Chileans often speak of "the first 9/11" -- referring to September 11, 1973, the day Augusto Pinochet ascended to power in a military coup. Within days, thousands of citizens were rounded up as enemies of the state and arrested. Many were executed.
One of them was Victor Jara, a popular folk singer and advocate for the human rights of the common Chilean. He was arrested, tortured, and murdered just days after the coup.
His wife buried him in a hurried, clandestine funeral 36 years ago, then fled into exile with their two daughters. Over the weekend, his remains were laid to rest again, after a series of public events in which she and thousands of other survivors of Pinochet's brutal regime honored Victor Jara, and the countless "disappeared." Pinochet left power in 1990.
Jara's remains had been exhumed for the purpose of forensic analysis to learn more about the circumstances of his death.
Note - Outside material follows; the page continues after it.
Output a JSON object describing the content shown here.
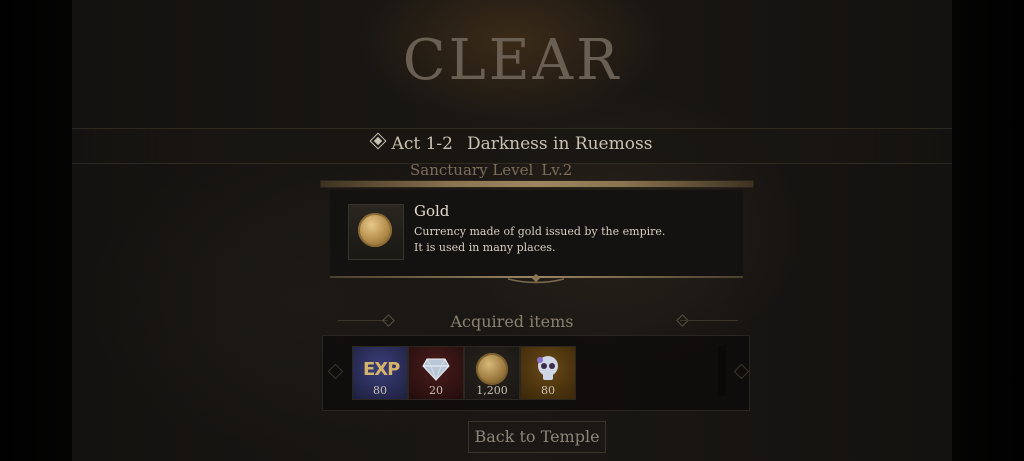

We now know how Jara died, but we still don't know who killed him -- or thousands of other Chileans who died in political executions. His widow Joan Jara, now 82, says all deserve justice:
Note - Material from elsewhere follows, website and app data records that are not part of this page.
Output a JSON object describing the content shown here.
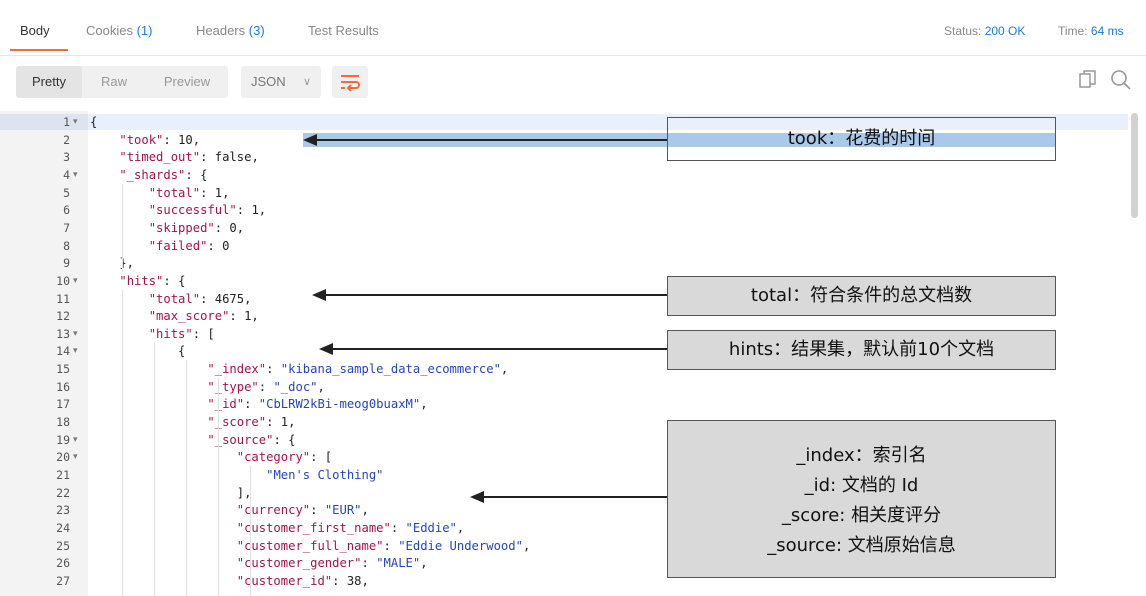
{
  "tabs": [
    {
      "label": "Body",
      "count": ""
    },
    {
      "label": "Cookies",
      "count": "(1)"
    },
    {
      "label": "Headers",
      "count": "(3)"
    },
    {
      "label": "Test Results",
      "count": ""
    }
  ],
  "status": {
    "status_label": "Status:",
    "status_value": "200 OK",
    "time_label": "Time:",
    "time_value": "64 ms"
  },
  "toolbar": {
    "pretty": "Pretty",
    "raw": "Raw",
    "preview": "Preview",
    "format": "JSON",
    "format_icon": "chevron-down-icon",
    "wrap_icon": "wrap-lines-icon",
    "copy_icon": "copy-icon",
    "search_icon": "search-icon"
  },
  "colors": {
    "accent": "#f26b3a",
    "link": "#1a7be0",
    "key": "#a2144b",
    "string": "#2546b7"
  },
  "lines": [
    {
      "n": "1",
      "t": "{"
    },
    {
      "n": "2",
      "t": "    \"took\": 10,"
    },
    {
      "n": "3",
      "t": "    \"timed_out\": false,"
    },
    {
      "n": "4",
      "t": "    \"_shards\": {"
    },
    {
      "n": "5",
      "t": "        \"total\": 1,"
    },
    {
      "n": "6",
      "t": "        \"successful\": 1,"
    },
    {
      "n": "7",
      "t": "        \"skipped\": 0,"
    },
    {
      "n": "8",
      "t": "        \"failed\": 0"
    },
    {
      "n": "9",
      "t": "    },"
    },
    {
      "n": "10",
      "t": "    \"hits\": {"
    },
    {
      "n": "11",
      "t": "        \"total\": 4675,"
    },
    {
      "n": "12",
      "t": "        \"max_score\": 1,"
    },
    {
      "n": "13",
      "t": "        \"hits\": ["
    },
    {
      "n": "14",
      "t": "            {"
    },
    {
      "n": "15",
      "t": "                \"_index\": \"kibana_sample_data_ecommerce\","
    },
    {
      "n": "16",
      "t": "                \"_type\": \"_doc\","
    },
    {
      "n": "17",
      "t": "                \"_id\": \"CbLRW2kBi-meog0buaxM\","
    },
    {
      "n": "18",
      "t": "                \"_score\": 1,"
    },
    {
      "n": "19",
      "t": "                \"_source\": {"
    },
    {
      "n": "20",
      "t": "                    \"category\": ["
    },
    {
      "n": "21",
      "t": "                        \"Men's Clothing\""
    },
    {
      "n": "22",
      "t": "                    ],"
    },
    {
      "n": "23",
      "t": "                    \"currency\": \"EUR\","
    },
    {
      "n": "24",
      "t": "                    \"customer_first_name\": \"Eddie\","
    },
    {
      "n": "25",
      "t": "                    \"customer_full_name\": \"Eddie Underwood\","
    },
    {
      "n": "26",
      "t": "                    \"customer_gender\": \"MALE\","
    },
    {
      "n": "27",
      "t": "                    \"customer_id\": 38,"
    }
  ],
  "foldable": [
    "1",
    "4",
    "10",
    "13",
    "14",
    "19",
    "20"
  ],
  "notes": {
    "took": "took：花费的时间",
    "total": "total：符合条件的总文档数",
    "hits": "hints：结果集，默认前10个文档",
    "fields": [
      "_index：索引名",
      "_id: 文档的 Id",
      "_score: 相关度评分",
      "_source: 文档原始信息"
    ]
  }
}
"There's a tendency to say, and even government leaders say this, that we're working for justice particularly in the emblematic cases," she said. "Victor is an emblematic case. I can have the hope that we can discover the truth and perhaps even achieve justice, that those responsible could be sentenced. But it's not right that so many other cases are left unresolved."Video: Jara performing one of his most famous songs, "Te Recuerdo Amanda." More online in Spanish: Fundación Víctor Jara.